● TASK DESCRIPTION
Each record is to be given again without alteration.

● EXERCISE DATA
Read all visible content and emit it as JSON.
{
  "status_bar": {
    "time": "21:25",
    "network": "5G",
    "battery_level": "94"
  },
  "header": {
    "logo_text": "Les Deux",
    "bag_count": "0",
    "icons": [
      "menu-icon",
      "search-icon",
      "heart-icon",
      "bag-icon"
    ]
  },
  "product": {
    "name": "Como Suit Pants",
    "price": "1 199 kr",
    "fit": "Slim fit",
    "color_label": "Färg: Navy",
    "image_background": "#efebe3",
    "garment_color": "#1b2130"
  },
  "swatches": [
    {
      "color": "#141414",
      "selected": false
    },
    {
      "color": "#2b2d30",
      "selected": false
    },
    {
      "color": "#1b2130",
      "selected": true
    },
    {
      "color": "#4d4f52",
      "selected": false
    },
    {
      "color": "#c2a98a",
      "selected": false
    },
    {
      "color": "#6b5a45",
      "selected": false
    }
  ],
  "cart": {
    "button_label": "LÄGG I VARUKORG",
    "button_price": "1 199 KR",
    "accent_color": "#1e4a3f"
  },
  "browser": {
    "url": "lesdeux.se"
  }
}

● RESULT
Read all visible content and emit it as JSON.
{
  "status_bar": {
    "time": "21:25",
    "network": "5G",
    "battery_level": "94"
  },
  "header": {
    "logo_text": "Les Deux",
    "bag_count": "0",
    "icons": [
      "menu-icon",
      "search-icon",
      "heart-icon",
      "bag-icon"
    ]
  },
  "product": {
    "name": "Como Suit Pants",
    "price": "1 199 kr",
    "fit": "Slim fit",
    "color_label": "Färg: Navy",
    "image_background": "#efebe3",
    "garment_color": "#1b2130"
  },
  "swatches": [
    {
      "color": "#141414",
      "selected": false
    },
    {
      "color": "#2b2d30",
      "selected": false
    },
    {
      "color": "#1b2130",
      "selected": true
    },
    {
      "color": "#4d4f52",
      "selected": false
    },
    {
      "color": "#c2a98a",
      "selected": false
    },
    {
      "color": "#6b5a45",
      "selected": false
    }
  ],
  "cart": {
    "button_label": "LÄGG I VARUKORG",
    "button_price": "1 199 KR",
    "accent_color": "#1e4a3f"
  },
  "browser": {
    "url": "lesdeux.se"
  }
}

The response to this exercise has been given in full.